Task objective
Using the records below, filter for lines that contain the string "Welcome" and copy them out.

Stored entries
►

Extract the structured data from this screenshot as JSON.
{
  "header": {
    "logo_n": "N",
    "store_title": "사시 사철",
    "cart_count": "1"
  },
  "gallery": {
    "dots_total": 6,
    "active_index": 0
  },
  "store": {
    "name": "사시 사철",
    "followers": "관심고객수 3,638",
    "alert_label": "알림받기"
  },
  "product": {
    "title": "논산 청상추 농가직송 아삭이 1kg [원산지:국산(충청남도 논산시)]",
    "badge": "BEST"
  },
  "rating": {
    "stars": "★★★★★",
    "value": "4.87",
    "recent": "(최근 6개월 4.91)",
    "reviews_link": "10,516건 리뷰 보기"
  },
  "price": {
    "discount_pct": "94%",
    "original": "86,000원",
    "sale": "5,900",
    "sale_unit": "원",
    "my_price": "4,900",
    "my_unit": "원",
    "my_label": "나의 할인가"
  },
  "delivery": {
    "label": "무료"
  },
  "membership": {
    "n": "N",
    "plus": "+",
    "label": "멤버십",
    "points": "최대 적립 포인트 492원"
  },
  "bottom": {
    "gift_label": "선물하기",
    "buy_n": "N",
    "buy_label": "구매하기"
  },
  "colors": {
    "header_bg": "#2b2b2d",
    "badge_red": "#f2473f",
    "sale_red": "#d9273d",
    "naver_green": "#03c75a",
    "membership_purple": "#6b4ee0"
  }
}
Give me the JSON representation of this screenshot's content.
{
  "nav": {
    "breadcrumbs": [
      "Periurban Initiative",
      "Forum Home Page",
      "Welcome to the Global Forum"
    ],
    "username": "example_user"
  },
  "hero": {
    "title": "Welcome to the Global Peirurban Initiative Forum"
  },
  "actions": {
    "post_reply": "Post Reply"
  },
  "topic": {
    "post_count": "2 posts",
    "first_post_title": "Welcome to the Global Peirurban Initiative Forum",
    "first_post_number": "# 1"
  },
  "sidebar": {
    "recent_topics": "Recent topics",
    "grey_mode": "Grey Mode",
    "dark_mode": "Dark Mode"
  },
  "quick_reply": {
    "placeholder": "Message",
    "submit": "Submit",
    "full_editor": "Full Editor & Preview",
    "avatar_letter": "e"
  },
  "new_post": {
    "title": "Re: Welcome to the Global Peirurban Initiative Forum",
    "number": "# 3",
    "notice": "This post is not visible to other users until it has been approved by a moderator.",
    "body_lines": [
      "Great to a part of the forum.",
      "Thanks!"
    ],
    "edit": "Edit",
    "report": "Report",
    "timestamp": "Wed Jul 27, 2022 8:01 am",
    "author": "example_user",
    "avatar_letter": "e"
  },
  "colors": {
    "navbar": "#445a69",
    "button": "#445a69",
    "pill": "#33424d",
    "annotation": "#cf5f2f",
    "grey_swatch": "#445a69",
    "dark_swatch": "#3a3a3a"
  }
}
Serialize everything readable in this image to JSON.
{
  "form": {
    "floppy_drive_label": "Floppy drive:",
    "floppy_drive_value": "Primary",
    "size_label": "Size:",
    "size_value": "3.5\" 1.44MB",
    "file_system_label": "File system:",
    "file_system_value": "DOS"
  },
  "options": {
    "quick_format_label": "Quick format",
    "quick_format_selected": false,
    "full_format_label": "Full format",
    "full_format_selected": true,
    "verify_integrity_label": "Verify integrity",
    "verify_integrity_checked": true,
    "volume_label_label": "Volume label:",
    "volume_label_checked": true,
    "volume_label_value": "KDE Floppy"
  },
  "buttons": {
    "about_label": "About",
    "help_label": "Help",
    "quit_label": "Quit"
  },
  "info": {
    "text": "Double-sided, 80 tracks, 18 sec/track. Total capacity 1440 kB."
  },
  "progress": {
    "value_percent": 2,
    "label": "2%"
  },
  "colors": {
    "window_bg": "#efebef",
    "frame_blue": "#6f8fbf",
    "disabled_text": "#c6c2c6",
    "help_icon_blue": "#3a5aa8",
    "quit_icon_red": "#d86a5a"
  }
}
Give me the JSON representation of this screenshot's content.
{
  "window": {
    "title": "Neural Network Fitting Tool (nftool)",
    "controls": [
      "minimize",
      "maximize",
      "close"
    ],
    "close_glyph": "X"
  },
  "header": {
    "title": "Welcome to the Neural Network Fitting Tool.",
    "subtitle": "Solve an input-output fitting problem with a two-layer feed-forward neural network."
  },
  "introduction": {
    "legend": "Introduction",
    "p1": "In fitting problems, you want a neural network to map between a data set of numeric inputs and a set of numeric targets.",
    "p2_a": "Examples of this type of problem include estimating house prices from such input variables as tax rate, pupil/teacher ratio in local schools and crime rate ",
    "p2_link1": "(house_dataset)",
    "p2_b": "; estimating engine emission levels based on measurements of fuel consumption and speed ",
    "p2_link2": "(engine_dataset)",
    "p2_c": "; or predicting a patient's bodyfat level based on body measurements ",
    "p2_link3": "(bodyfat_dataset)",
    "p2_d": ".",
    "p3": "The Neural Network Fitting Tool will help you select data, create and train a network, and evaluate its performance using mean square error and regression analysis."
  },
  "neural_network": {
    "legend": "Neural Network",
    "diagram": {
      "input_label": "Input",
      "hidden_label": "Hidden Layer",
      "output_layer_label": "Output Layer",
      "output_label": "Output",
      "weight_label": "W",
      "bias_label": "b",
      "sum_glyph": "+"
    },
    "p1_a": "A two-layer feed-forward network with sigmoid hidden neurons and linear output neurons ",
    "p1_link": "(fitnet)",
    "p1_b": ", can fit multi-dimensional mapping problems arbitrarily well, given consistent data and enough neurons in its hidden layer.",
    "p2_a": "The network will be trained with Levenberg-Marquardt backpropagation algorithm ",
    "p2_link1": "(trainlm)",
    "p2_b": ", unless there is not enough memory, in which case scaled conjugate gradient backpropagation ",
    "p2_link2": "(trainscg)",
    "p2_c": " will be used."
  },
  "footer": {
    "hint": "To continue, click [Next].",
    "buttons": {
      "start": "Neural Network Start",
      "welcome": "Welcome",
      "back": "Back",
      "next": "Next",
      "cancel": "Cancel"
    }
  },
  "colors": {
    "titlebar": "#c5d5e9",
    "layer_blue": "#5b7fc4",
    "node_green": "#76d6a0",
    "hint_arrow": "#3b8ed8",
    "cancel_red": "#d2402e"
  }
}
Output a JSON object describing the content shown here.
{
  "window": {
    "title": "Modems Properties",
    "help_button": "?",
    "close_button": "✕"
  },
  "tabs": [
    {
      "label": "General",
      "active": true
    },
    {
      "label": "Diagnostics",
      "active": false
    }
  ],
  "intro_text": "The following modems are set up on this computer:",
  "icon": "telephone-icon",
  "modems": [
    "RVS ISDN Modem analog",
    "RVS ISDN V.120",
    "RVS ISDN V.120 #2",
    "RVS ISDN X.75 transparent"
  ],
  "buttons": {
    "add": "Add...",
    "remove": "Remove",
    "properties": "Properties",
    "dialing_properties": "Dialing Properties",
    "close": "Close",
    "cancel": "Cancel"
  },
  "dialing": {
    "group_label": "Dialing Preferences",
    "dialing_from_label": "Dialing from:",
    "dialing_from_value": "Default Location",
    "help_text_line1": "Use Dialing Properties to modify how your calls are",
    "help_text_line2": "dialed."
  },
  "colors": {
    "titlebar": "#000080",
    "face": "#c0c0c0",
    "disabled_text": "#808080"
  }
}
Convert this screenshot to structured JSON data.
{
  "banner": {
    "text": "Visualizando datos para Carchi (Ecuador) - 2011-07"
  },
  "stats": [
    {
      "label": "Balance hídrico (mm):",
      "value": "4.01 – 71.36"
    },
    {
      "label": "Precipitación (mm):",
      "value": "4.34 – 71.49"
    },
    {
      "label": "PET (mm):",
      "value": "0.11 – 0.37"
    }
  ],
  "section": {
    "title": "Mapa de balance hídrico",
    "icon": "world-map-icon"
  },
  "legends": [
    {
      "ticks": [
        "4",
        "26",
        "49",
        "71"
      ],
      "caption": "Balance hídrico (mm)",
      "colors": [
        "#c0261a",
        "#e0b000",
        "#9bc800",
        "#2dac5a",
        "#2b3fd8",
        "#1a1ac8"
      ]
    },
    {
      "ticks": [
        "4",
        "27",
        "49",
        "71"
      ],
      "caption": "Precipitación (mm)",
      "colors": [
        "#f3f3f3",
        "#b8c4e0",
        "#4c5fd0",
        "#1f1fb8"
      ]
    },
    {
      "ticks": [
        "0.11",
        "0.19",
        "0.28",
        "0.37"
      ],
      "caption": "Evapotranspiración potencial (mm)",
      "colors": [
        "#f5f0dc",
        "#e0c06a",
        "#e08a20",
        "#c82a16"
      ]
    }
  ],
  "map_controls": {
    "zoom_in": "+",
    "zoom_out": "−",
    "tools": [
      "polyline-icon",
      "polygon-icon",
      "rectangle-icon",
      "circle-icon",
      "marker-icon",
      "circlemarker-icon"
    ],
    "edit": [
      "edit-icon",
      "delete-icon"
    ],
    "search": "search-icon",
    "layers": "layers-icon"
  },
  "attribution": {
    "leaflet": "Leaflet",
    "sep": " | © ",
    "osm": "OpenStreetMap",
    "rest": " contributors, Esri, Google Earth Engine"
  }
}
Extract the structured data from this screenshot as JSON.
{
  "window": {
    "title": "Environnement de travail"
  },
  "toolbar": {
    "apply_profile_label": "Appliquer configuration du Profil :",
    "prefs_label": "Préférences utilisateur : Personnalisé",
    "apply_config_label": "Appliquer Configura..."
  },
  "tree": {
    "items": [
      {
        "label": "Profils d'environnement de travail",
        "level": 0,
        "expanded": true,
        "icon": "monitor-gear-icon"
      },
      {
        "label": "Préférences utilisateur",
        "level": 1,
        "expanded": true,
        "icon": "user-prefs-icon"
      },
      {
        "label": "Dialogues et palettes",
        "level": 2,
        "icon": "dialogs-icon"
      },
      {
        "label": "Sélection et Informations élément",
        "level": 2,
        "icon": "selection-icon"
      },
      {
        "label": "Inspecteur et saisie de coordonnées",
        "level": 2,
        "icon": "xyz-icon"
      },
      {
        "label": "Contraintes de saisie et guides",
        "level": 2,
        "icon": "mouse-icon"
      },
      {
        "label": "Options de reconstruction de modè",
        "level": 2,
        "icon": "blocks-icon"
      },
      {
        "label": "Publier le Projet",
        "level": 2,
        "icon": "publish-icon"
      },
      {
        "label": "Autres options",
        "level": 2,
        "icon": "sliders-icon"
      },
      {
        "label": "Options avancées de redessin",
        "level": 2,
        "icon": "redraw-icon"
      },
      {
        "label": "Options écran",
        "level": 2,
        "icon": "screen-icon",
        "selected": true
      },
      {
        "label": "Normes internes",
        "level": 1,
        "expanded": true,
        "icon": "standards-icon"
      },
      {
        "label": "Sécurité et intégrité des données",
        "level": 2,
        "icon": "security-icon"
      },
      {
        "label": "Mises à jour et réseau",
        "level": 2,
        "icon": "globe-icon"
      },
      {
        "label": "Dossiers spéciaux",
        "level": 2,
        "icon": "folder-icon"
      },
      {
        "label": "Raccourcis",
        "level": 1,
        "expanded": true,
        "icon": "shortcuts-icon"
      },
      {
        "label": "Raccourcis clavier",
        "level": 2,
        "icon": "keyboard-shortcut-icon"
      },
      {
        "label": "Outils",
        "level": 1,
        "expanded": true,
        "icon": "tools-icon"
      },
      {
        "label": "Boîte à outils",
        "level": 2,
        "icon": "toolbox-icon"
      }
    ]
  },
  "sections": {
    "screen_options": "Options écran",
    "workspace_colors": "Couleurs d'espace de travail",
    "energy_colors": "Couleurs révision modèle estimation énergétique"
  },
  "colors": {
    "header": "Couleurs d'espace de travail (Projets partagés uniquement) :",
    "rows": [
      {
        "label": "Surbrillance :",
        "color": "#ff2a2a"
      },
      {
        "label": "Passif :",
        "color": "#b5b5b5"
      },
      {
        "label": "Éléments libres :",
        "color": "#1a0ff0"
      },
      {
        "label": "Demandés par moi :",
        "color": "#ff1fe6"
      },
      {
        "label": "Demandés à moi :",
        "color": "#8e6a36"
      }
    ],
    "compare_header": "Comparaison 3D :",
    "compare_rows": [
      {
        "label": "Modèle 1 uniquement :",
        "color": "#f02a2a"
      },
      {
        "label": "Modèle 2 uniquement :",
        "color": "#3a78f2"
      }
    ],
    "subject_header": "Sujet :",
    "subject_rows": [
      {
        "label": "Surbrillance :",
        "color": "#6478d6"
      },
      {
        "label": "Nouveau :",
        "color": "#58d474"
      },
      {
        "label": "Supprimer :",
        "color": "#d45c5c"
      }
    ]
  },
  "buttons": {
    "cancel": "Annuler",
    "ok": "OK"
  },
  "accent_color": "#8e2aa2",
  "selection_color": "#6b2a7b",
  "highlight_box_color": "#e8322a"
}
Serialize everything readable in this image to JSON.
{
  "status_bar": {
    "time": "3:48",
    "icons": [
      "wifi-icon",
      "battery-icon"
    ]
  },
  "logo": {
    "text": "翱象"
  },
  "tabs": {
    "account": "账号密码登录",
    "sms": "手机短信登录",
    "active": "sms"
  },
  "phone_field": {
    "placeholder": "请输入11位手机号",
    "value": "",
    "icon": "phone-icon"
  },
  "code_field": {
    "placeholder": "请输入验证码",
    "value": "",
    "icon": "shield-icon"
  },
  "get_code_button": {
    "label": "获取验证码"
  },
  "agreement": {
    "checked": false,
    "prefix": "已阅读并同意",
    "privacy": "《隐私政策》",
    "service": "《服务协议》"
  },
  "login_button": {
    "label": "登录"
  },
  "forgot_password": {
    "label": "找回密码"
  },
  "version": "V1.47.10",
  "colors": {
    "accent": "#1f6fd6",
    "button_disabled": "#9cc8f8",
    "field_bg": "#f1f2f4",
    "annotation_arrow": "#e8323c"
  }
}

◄

Your solution
      "Welcome to the Global Forum"
    "title": "Welcome to the Global Peirurban Initiative Forum"
    "first_post_title": "Welcome to the Global Peirurban Initiative Forum",
    "title": "Re: Welcome to the Global Peirurban Initiative Forum",
    "title": "Welcome to the Neural Network Fitting Tool.",
      "welcome": "Welcome",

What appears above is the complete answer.